> _Excerpts from an interface dataset_:
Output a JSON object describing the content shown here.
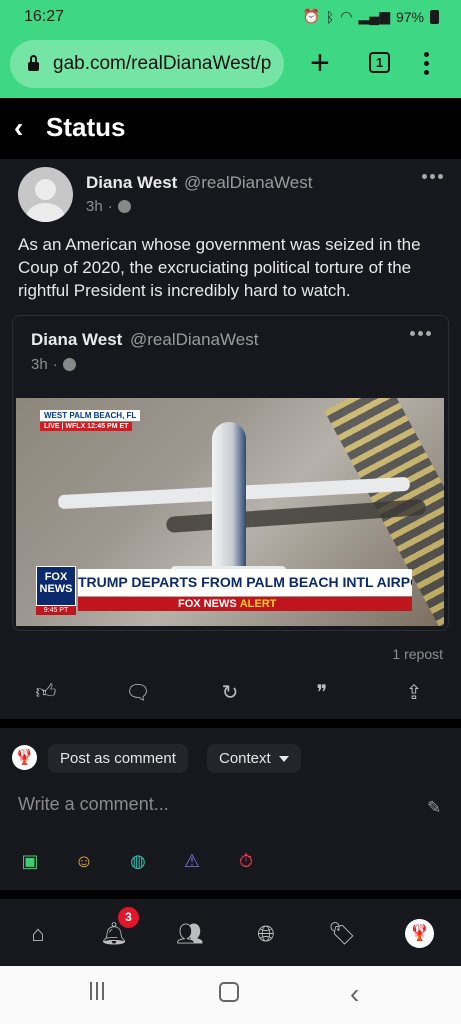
{
  "status_bar": {
    "time": "16:27",
    "battery": "97%"
  },
  "browser": {
    "url": "gab.com/realDianaWest/p",
    "tab_count": "1"
  },
  "header": {
    "back_icon": "‹",
    "title": "Status"
  },
  "post": {
    "author_name": "Diana West",
    "author_handle": "@realDianaWest",
    "age": "3h",
    "separator": "·",
    "text": "As an American whose government was seized in the Coup of 2020, the excruciating political torture of the rightful President is incredibly hard to watch.",
    "quote": {
      "author_name": "Diana West",
      "author_handle": "@realDianaWest",
      "age": "3h",
      "separator": "·",
      "media": {
        "location_tag": "WEST PALM BEACH, FL",
        "live_tag": "LIVE | WFLX 12:45 PM ET",
        "channel_logo": "FOX NEWS",
        "clock": "9:45 PT",
        "headline": "TRUMP DEPARTS FROM PALM BEACH INTL AIRPORT",
        "alert_brand": "FOX NEWS",
        "alert_word": "ALERT"
      }
    },
    "repost_count": "1 repost"
  },
  "composer": {
    "post_as_comment": "Post as comment",
    "context": "Context",
    "placeholder": "Write a comment..."
  },
  "bottom_nav": {
    "notifications_badge": "3"
  },
  "colors": {
    "chrome_green": "#3ed884",
    "surface": "#16181d",
    "badge_red": "#e0162b"
  }
}
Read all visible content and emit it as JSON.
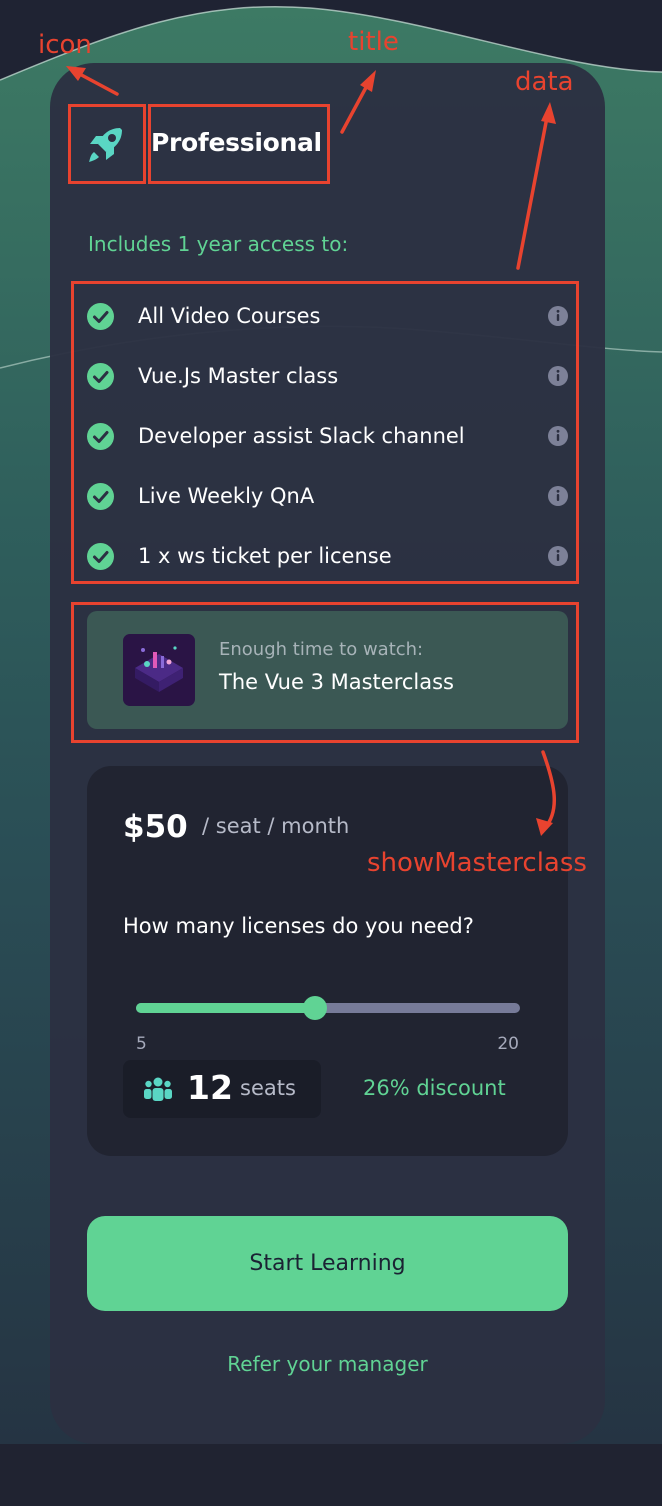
{
  "card": {
    "title": "Professional",
    "icon": "rocket-icon",
    "access_heading": "Includes 1 year access to:",
    "features": [
      {
        "label": "All Video Courses",
        "icon": "check-circle-icon"
      },
      {
        "label": "Vue.Js Master class",
        "icon": "check-circle-icon"
      },
      {
        "label": "Developer assist Slack channel",
        "icon": "check-circle-icon"
      },
      {
        "label": "Live Weekly QnA",
        "icon": "check-circle-icon"
      },
      {
        "label": "1 x ws ticket per license",
        "icon": "check-circle-icon"
      }
    ],
    "masterclass": {
      "subtitle": "Enough time to watch:",
      "title": "The Vue 3 Masterclass"
    }
  },
  "pricing": {
    "price": "$50",
    "unit": "/ seat / month",
    "question": "How many licenses do you need?",
    "slider": {
      "min": 5,
      "max": 20,
      "value": 12,
      "min_label": "5",
      "max_label": "20"
    },
    "seats_count": "12",
    "seats_label": "seats",
    "discount": "26% discount"
  },
  "actions": {
    "start_label": "Start Learning",
    "refer_label": "Refer your manager"
  },
  "annotations": {
    "icon": "icon",
    "title": "title",
    "data": "data",
    "show_masterclass": "showMasterclass"
  },
  "colors": {
    "accent": "#60d394",
    "card": "#2c3042",
    "annotation": "#e8432f"
  }
}
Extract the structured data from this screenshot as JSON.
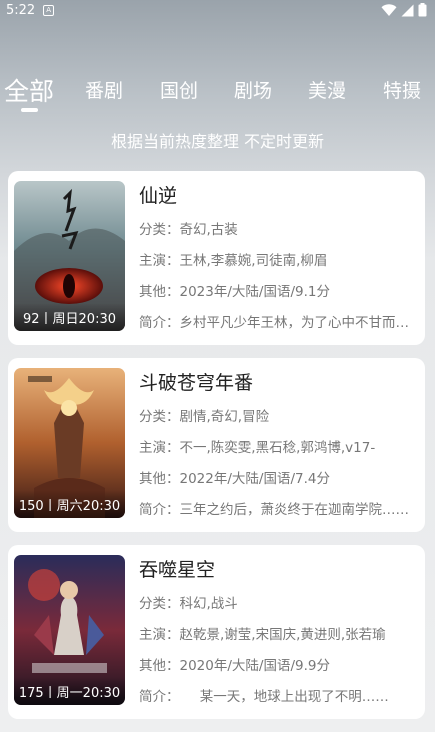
{
  "status_bar": {
    "time": "5:22",
    "notification_glyph": "A"
  },
  "tabs": [
    {
      "label": "全部",
      "active": true
    },
    {
      "label": "番剧",
      "active": false
    },
    {
      "label": "国创",
      "active": false
    },
    {
      "label": "剧场",
      "active": false
    },
    {
      "label": "美漫",
      "active": false
    },
    {
      "label": "特摄",
      "active": false
    }
  ],
  "subtitle": "根据当前热度整理 不定时更新",
  "items": [
    {
      "title": "仙逆",
      "badge": "92丨周日20:30",
      "genre": "分类：奇幻,古装",
      "cast": "主演：王林,李慕婉,司徒南,柳眉",
      "other": "其他：2023年/大陆/国语/9.1分",
      "intro": "简介：乡村平凡少年王林，为了心中不甘而踏上修仙之路……"
    },
    {
      "title": "斗破苍穹年番",
      "badge": "150丨周六20:30",
      "genre": "分类：剧情,奇幻,冒险",
      "cast": "主演：不一,陈奕雯,黑石稔,郭鸿博,v17-",
      "other": "其他：2022年/大陆/国语/7.4分",
      "intro": "简介：三年之约后，萧炎终于在迦南学院……"
    },
    {
      "title": "吞噬星空",
      "badge": "175丨周一20:30",
      "genre": "分类：科幻,战斗",
      "cast": "主演：赵乾景,谢莹,宋国庆,黄进则,张若瑜",
      "other": "其他：2020年/大陆/国语/9.9分",
      "intro": "简介：　　某一天，地球上出现了不明……"
    }
  ],
  "colors": {
    "card_bg": "#ffffff",
    "title_text": "#222222",
    "meta_text": "#777777",
    "header_text": "#ffffff"
  }
}
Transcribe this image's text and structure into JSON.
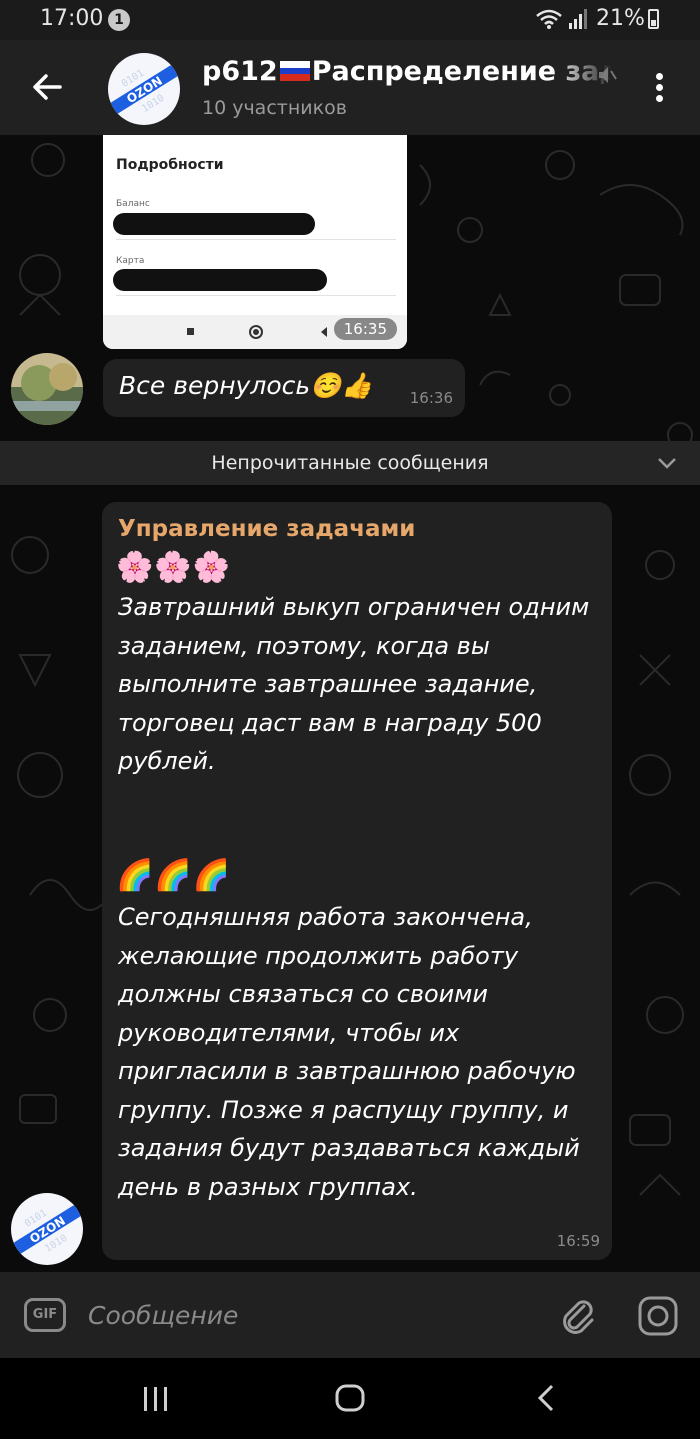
{
  "status_bar": {
    "time": "17:00",
    "notification_count": "1",
    "battery_percent": "21%",
    "battery_level": 0.21
  },
  "header": {
    "title_prefix": "p612",
    "title_suffix": "Распределение зад",
    "flag_icon": "russia-flag-icon",
    "members": "10 участников"
  },
  "messages": {
    "image": {
      "title": "Подробности",
      "label_balance": "Баланс",
      "label_card": "Карта",
      "time": "16:35"
    },
    "reply": {
      "text": "Все вернулось☺️👍",
      "time": "16:36"
    },
    "unread_divider": "Непрочитанные сообщения",
    "announcement": {
      "sender": "Управление задачами",
      "emojis_1": "🌸🌸🌸",
      "paragraph_1": "Завтрашний выкуп ограничен одним заданием, поэтому, когда вы выполните завтрашнее задание, торговец даст вам в награду 500 рублей.",
      "emojis_2": "🌈🌈🌈",
      "paragraph_2": "Сегодняшняя работа закончена, желающие продолжить работу должны связаться со своими руководителями, чтобы их пригласили в завтрашнюю рабочую группу. Позже я распущу группу, и задания будут раздаваться каждый день в разных группах.",
      "time": "16:59"
    }
  },
  "composer": {
    "gif_label": "GIF",
    "placeholder": "Сообщение"
  },
  "colors": {
    "header_bg": "#212121",
    "bubble_bg": "#212121",
    "sender_name": "#e7a76b",
    "ozon_blue": "#1d5fe0"
  }
}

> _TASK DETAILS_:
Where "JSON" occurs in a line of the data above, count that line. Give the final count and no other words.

> _TASK ANSWER_:
4